What he said. Why don't they announce that it's compatible with your personal space ship too?

Neil Pasricha talk

[Thanks to Norm]

"You'll never be as young as you are now."

Article on GQ

I found this old article while searching the phrase "tres jolie, Coco". What an amazing article, so bitter, so sarcastic. But at least it proved to me I'm not the only one who feels that pop magazines are unbearably superficial.

"From the profile of DMX, the "next Tom Cruise": "Spend time with DMX and soon enough the rapper mystique falls away. What you are left with is someone who seems utterly genuine -- someone as vulnerable as he is occasionally vicious, who can say and do only what he feels in the moment -- and you are struck by how rare that is." Subsitute DMX with, say, "Brendan Fraser" or "Hugh Grant" or "Whoever the Fuck" and this could be any celebrity profile written in the last ten years. Mwaa, mwaa, mwaa Charlie Brown, mwaa mwaa Linus, mwaa mwaa mwaa DMX, mwaa mwaa Kate Hudson, mwaa mwaa mwaa."

Russian turnips

"If you want to win contest, your mind must be hard and joyless, like Russian turnip."  - Sergei, American Dad

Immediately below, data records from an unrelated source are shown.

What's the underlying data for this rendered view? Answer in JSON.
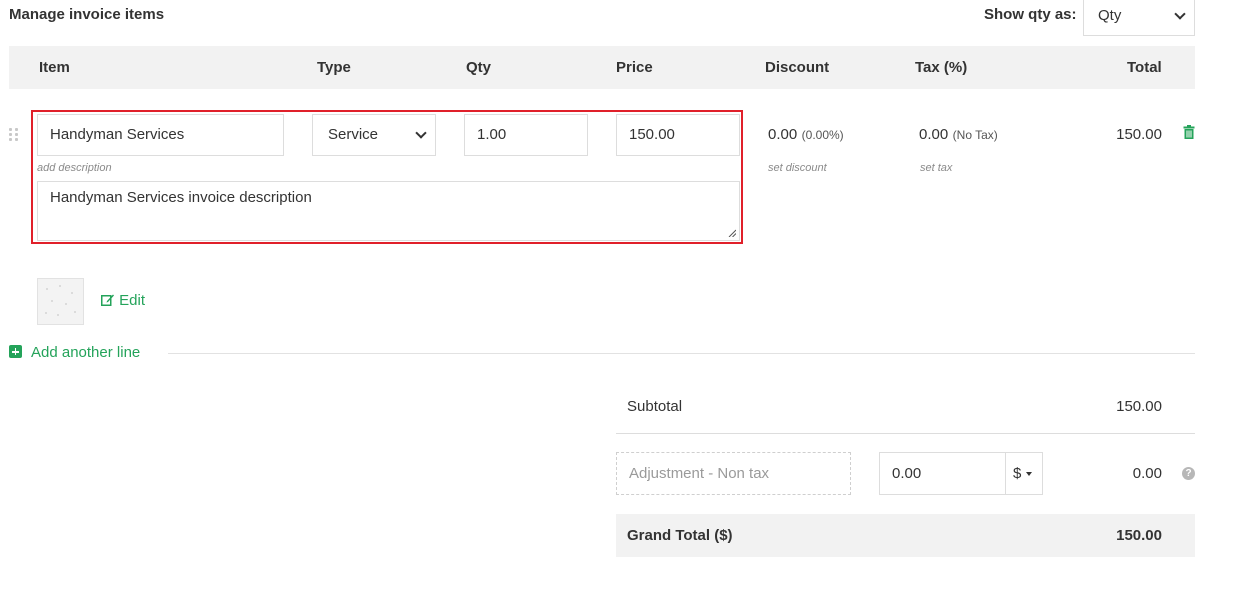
{
  "header": {
    "title": "Manage invoice items",
    "show_qty_label": "Show qty as:",
    "show_qty_value": "Qty"
  },
  "columns": {
    "item": "Item",
    "type": "Type",
    "qty": "Qty",
    "price": "Price",
    "discount": "Discount",
    "tax": "Tax (%)",
    "total": "Total"
  },
  "line_item": {
    "name": "Handyman Services",
    "type": "Service",
    "qty": "1.00",
    "price": "150.00",
    "add_description_label": "add description",
    "description": "Handyman Services invoice description",
    "discount_value": "0.00",
    "discount_percent": "(0.00%)",
    "set_discount_label": "set discount",
    "tax_value": "0.00",
    "tax_name": "(No Tax)",
    "set_tax_label": "set tax",
    "total": "150.00",
    "edit_label": "Edit"
  },
  "add_line_label": "Add another line",
  "summary": {
    "subtotal_label": "Subtotal",
    "subtotal_value": "150.00",
    "adjustment_placeholder": "Adjustment - Non tax",
    "adjustment_amount": "0.00",
    "adjustment_unit": "$",
    "adjustment_total": "0.00",
    "grand_total_label": "Grand Total ($)",
    "grand_total_value": "150.00"
  },
  "colors": {
    "accent_green": "#24a35a",
    "highlight_red": "#e0202a",
    "header_bg": "#f2f2f2"
  },
  "icons": {
    "drag": "drag-handle-icon",
    "delete": "trash-icon",
    "edit": "edit-icon",
    "add": "plus-square-icon",
    "help": "question-circle-icon"
  }
}
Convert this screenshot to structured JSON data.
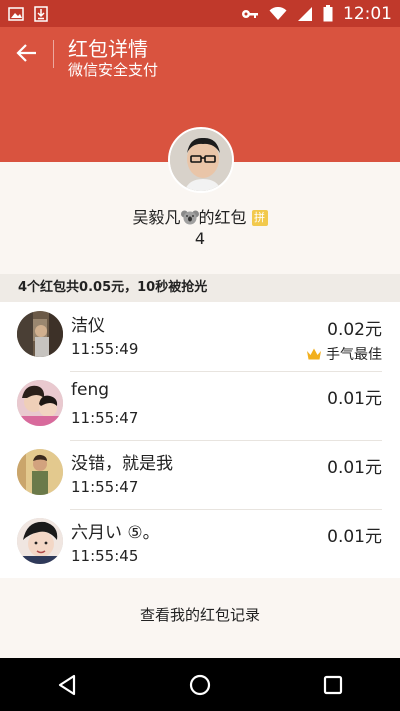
{
  "status_bar": {
    "time": "12:01",
    "icons": [
      "image-icon",
      "download-icon",
      "key-icon",
      "wifi-icon",
      "signal-icon",
      "battery-icon"
    ]
  },
  "header": {
    "title": "红包详情",
    "subtitle": "微信安全支付",
    "back_icon": "arrow-left-icon"
  },
  "sender": {
    "name_prefix": "吴毅凡",
    "name_suffix": "的红包",
    "badge": "拼",
    "count": "4"
  },
  "summary": "4个红包共0.05元，10秒被抢光",
  "receivers": [
    {
      "name": "洁仪",
      "time": "11:55:49",
      "amount": "0.02元",
      "best_label": "手气最佳"
    },
    {
      "name": "feng",
      "time": "11:55:47",
      "amount": "0.01元"
    },
    {
      "name": "没错，就是我",
      "time": "11:55:47",
      "amount": "0.01元"
    },
    {
      "name": "六月い ⑤。",
      "time": "11:55:45",
      "amount": "0.01元"
    }
  ],
  "footer_link": "查看我的红包记录",
  "colors": {
    "header_red": "#d9533f",
    "status_red": "#c0392b",
    "crown": "#f2b01e"
  }
}
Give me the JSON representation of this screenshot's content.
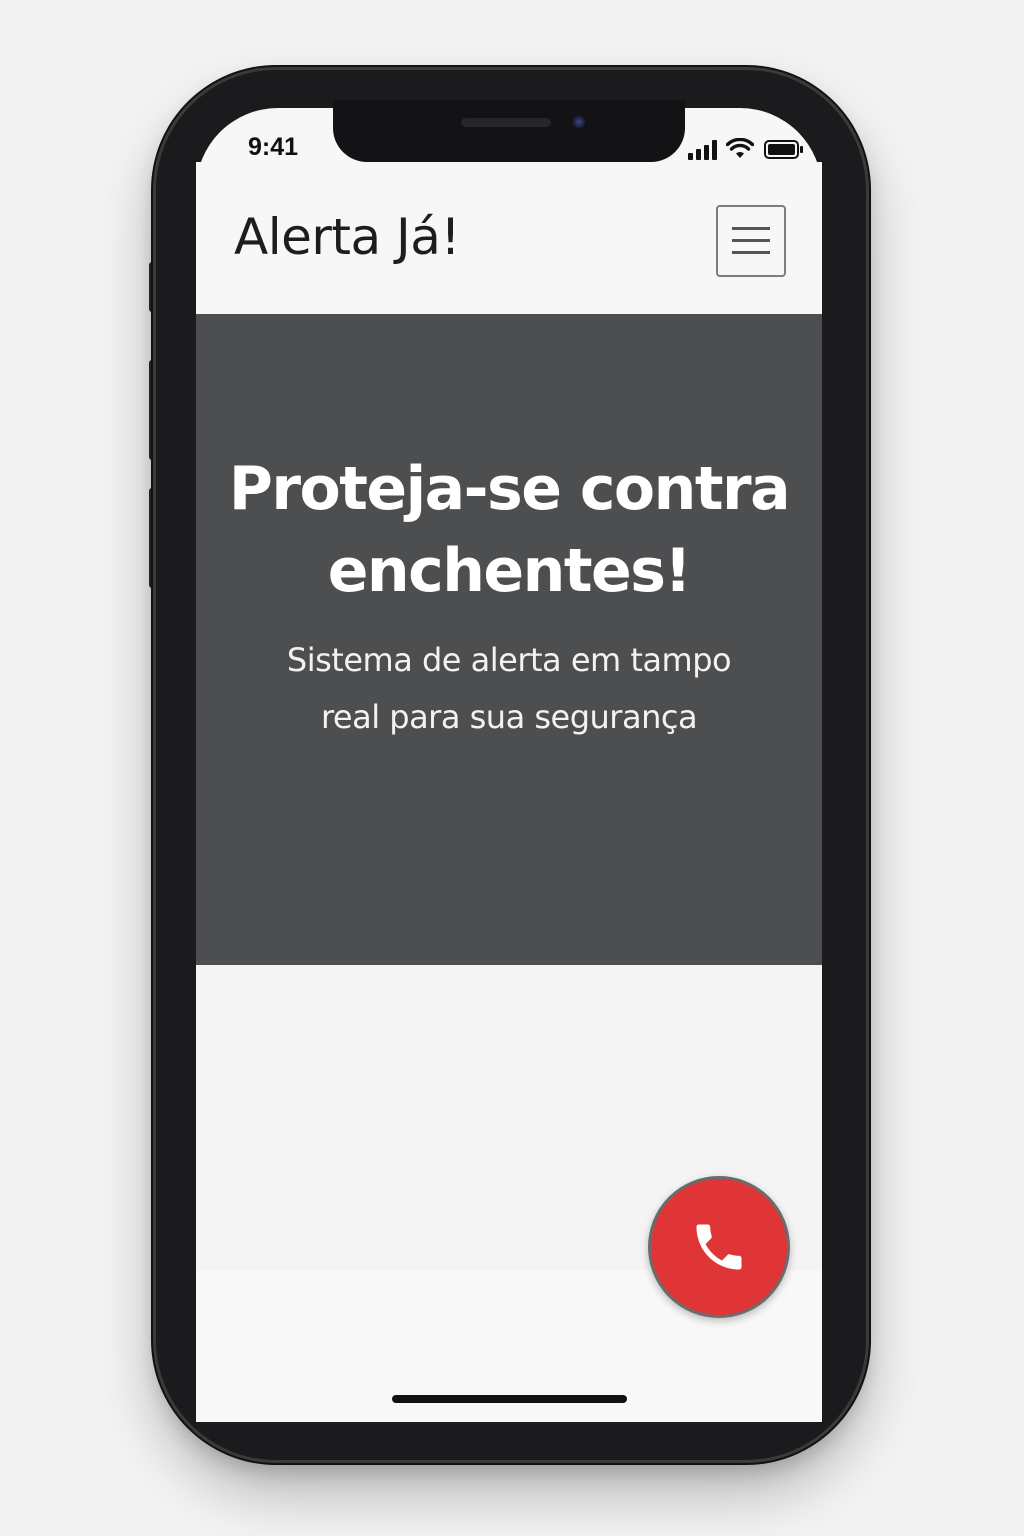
{
  "status_bar": {
    "time": "9:41",
    "icons": [
      "cellular-signal-icon",
      "wifi-icon",
      "battery-icon"
    ]
  },
  "header": {
    "title": "Alerta Já!",
    "menu_icon": "hamburger-menu-icon"
  },
  "hero": {
    "title_line1": "Proteja-se contra",
    "title_line2": "enchentes!",
    "subtitle_line1": "Sistema de alerta em tampo",
    "subtitle_line2": "real para sua segurança",
    "background_color": "#4d4e50"
  },
  "call_button": {
    "icon": "phone-icon",
    "color": "#e03536"
  }
}
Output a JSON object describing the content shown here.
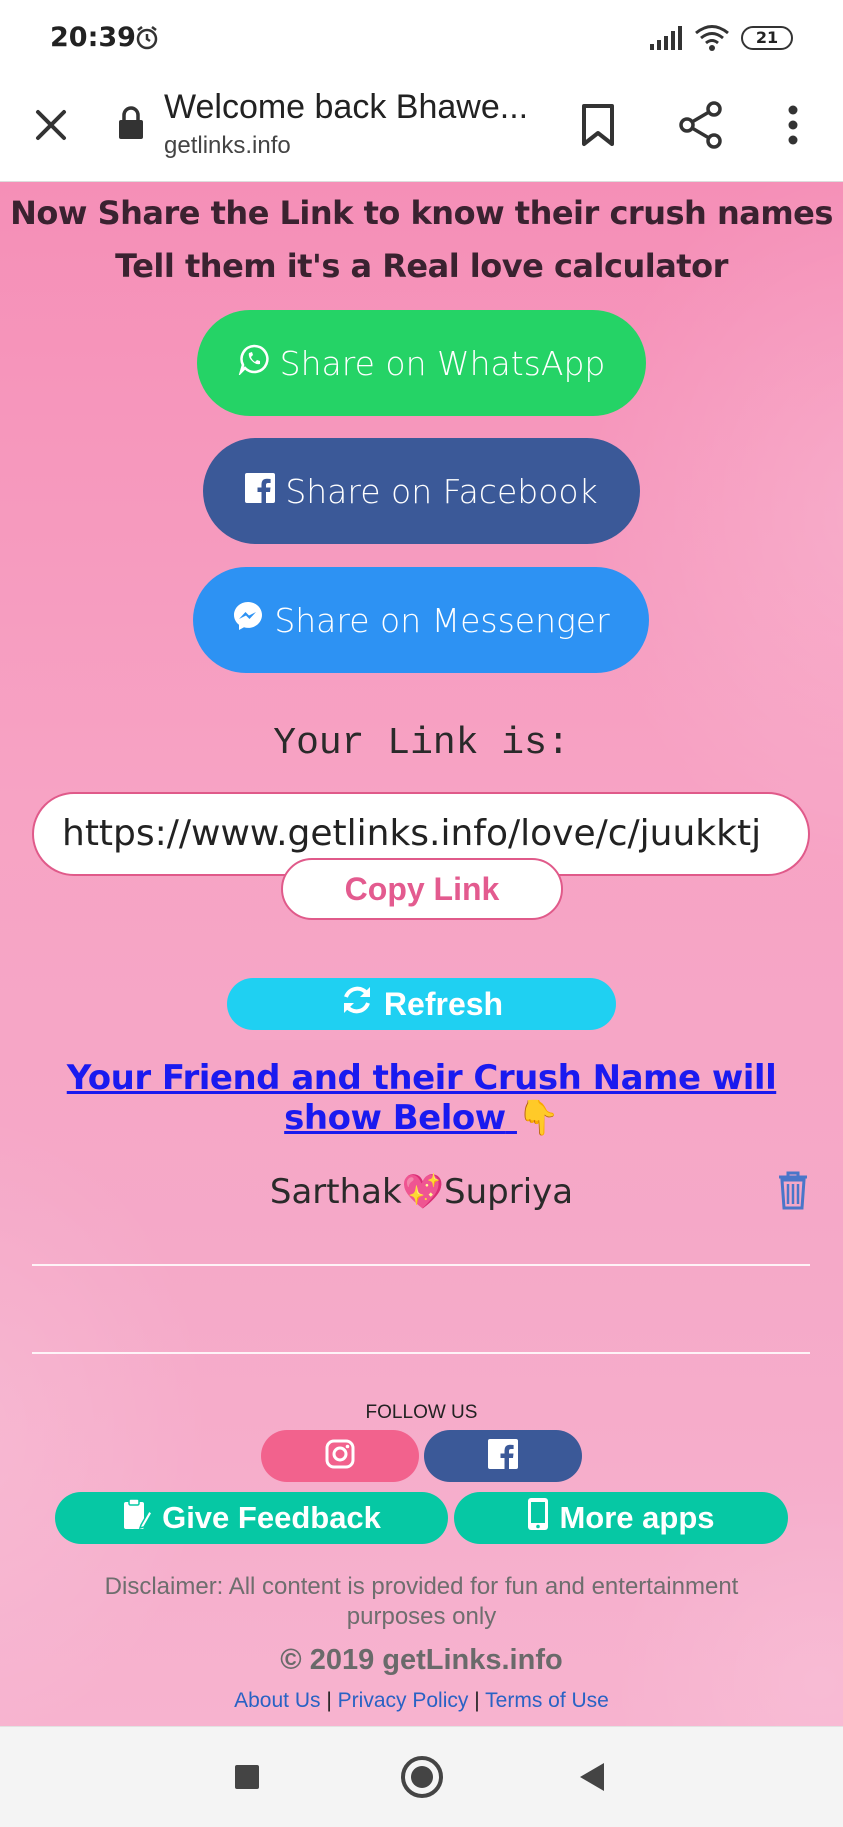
{
  "status_bar": {
    "time": "20:39",
    "battery": "21"
  },
  "browser": {
    "title": "Welcome back Bhawe...",
    "url": "getlinks.info"
  },
  "page": {
    "heading_line1": "Now Share the Link to know their crush names",
    "heading_line2": "Tell them it's a Real love calculator",
    "share_whatsapp": "Share on WhatsApp",
    "share_facebook": "Share on Facebook",
    "share_messenger": "Share on Messenger",
    "your_link_label": "Your Link is:",
    "link_value": "https://www.getlinks.info/love/c/juukktj",
    "copy_link": "Copy Link",
    "refresh": "Refresh",
    "crush_heading": "Your Friend and their Crush Name will show Below",
    "crush_entry": {
      "friend": "Sarthak",
      "crush": "Supriya"
    },
    "follow_us": "FOLLOW US",
    "give_feedback": "Give Feedback",
    "more_apps": "More apps",
    "disclaimer": "Disclaimer: All content is provided for fun and entertainment purposes only",
    "copyright": "© 2019 getLinks.info",
    "footer_links": {
      "about": "About Us",
      "privacy": "Privacy Policy",
      "terms": "Terms of Use",
      "separator": "|"
    }
  },
  "colors": {
    "whatsapp": "#25d366",
    "facebook": "#3b5998",
    "messenger": "#2d92f3",
    "refresh": "#1fd0f2",
    "feedback": "#06c8a4",
    "instagram": "#f2628d",
    "crush_heading": "#1a1aef",
    "copy_link": "#e35b8f"
  },
  "icons": {
    "close": "close-icon",
    "lock": "lock-icon",
    "bookmark": "bookmark-icon",
    "share": "share-icon",
    "more": "more-vert-icon",
    "whatsapp": "whatsapp-icon",
    "facebook": "facebook-icon",
    "messenger": "messenger-icon",
    "refresh": "refresh-icon",
    "trash": "trash-icon",
    "instagram": "instagram-icon",
    "feedback": "clipboard-icon",
    "mobile": "mobile-icon"
  }
}
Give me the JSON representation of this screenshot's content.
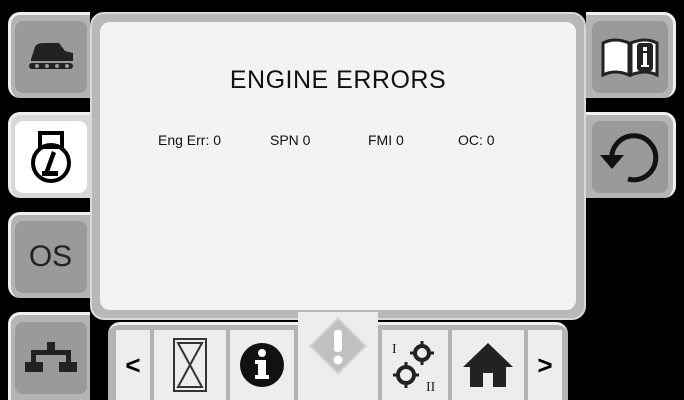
{
  "screen": {
    "title": "ENGINE ERRORS",
    "fields": {
      "eng_err": "Eng Err: 0",
      "spn": "SPN 0",
      "fmi": "FMI 0",
      "oc": "OC: 0"
    }
  },
  "left_tabs": {
    "os_label": "OS"
  },
  "bottom_nav": {
    "prev_label": "<",
    "next_label": ">"
  },
  "icons": {
    "left": [
      "vehicle-icon",
      "engine-gauge-icon",
      "os-icon",
      "hierarchy-icon"
    ],
    "right": [
      "manual-icon",
      "refresh-icon"
    ],
    "bottom": [
      "hourglass-icon",
      "info-icon",
      "warning-icon",
      "settings-gears-icon",
      "home-icon"
    ]
  }
}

What he said. I'm reminded of that Chinese girl I saw on a documentary. She was maybe eight years old, but her and perhaps even more her father had only one thing on their mind: Olympic gold. She trained gymnastics severely for hours seven days a week, and had no time for fun or a social life.

Maybe one day at seventeen against great odds, she gets the medal. Now all her life so far has culminated, her goal is reached. So now what?

I can't say, but I know it's quite common for people who reach a major goal they have not thought beyond, to head for severe depression, just when they had thought they would be happiest.

Tame life photos

Well, there goes my theory that wildlife is difficult to get close to and photograph.